BP has sanctioned phase two of its Mad Dog project in the Gulf of Mexico after more than halving costs.
The first phase of Mad Dog has been in production off Louisiana for more than a decade, but in 2009 BP discovered more oil in the southern section of the field.
BP and its project partners have been working to get the project costs down from $20billion to below $10billion.
The firm said today that the sticker price for Mad Dog 2 had been lowered to $9billion.
BP holds the operatorship and 60.5% of the project.
Field partners BHP Billiton, which holds 23.9%, and Union Oil Company of California, an affiliate of Chevron USA, which is on 15.6%, are expected to make their own final investment decisions “in the future”, BP said in a statement.
A new floating production platform with a capacity of up to 140,000 barrels of oil a day will be supplied for Mad Dog Phase 2.
It will be moored six miles to the south-west of the existing Mad Dog platform.
First oil from phase two is expected in late 2021.
BP chief executive Bob Dudley said: “This announcement shows that big deepwater projects can still be economic in a low price environment in the US if they are designed in a smart and cost-effective way.
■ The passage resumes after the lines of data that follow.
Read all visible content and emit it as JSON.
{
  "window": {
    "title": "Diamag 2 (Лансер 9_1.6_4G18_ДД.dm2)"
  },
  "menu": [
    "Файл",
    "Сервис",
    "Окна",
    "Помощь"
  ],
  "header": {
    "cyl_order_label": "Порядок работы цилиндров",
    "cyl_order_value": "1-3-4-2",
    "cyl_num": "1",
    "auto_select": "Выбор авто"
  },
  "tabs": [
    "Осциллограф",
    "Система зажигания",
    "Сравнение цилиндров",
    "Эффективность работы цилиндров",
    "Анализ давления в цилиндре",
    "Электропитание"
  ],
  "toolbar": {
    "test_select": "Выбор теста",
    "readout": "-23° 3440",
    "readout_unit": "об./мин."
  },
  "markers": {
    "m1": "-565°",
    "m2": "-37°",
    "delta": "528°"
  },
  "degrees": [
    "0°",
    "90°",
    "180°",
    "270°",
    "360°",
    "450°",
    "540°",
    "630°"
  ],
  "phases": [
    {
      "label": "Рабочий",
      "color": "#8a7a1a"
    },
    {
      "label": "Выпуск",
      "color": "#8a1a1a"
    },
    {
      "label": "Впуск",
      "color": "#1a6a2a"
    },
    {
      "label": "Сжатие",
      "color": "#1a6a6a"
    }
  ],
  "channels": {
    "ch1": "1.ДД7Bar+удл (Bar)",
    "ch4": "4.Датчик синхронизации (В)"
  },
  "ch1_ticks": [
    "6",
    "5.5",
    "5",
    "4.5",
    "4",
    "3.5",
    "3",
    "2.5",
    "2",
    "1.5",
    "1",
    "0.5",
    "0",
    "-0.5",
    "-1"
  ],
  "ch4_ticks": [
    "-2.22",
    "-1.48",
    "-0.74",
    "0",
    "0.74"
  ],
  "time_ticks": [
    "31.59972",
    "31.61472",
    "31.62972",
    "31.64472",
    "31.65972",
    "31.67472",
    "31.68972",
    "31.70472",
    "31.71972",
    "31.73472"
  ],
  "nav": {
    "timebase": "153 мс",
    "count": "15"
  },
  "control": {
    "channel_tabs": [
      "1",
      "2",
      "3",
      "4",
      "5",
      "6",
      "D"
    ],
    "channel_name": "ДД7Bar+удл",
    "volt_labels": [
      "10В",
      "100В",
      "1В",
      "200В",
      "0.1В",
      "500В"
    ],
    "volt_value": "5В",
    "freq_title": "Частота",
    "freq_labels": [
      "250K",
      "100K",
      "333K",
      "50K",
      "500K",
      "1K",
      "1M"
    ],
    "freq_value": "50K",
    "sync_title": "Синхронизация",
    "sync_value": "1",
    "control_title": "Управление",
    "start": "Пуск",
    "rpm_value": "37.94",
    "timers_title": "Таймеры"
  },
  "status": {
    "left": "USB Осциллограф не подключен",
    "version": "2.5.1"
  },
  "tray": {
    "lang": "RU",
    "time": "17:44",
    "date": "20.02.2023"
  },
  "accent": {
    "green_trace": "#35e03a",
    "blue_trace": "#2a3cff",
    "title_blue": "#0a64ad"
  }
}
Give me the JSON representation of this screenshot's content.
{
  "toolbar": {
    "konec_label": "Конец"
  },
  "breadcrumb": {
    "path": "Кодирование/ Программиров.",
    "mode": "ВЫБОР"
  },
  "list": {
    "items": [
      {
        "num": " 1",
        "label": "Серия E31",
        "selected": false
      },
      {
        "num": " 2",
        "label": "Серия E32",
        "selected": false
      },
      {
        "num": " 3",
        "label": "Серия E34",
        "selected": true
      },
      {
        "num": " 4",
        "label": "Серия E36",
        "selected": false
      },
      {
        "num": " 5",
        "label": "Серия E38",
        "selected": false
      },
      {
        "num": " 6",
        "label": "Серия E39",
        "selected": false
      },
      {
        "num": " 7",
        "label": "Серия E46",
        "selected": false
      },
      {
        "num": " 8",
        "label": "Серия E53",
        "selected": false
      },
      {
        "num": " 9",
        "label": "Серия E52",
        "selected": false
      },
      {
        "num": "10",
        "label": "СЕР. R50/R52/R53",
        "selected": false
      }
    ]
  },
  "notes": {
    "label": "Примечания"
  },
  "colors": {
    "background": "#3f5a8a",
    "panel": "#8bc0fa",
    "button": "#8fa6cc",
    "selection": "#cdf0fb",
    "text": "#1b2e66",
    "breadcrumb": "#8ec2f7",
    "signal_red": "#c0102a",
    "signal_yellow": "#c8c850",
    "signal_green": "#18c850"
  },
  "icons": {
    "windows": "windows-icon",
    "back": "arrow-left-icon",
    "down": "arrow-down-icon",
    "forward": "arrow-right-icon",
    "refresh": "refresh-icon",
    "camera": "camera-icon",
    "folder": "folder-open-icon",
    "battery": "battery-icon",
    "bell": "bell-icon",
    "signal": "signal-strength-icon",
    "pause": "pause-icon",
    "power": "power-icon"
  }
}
“It also demonstrates the resilience of our strategy which is focused on building on incumbent positions in the world’s most prolific hydrocarbon basins while relentlessly focusing on value over volume.”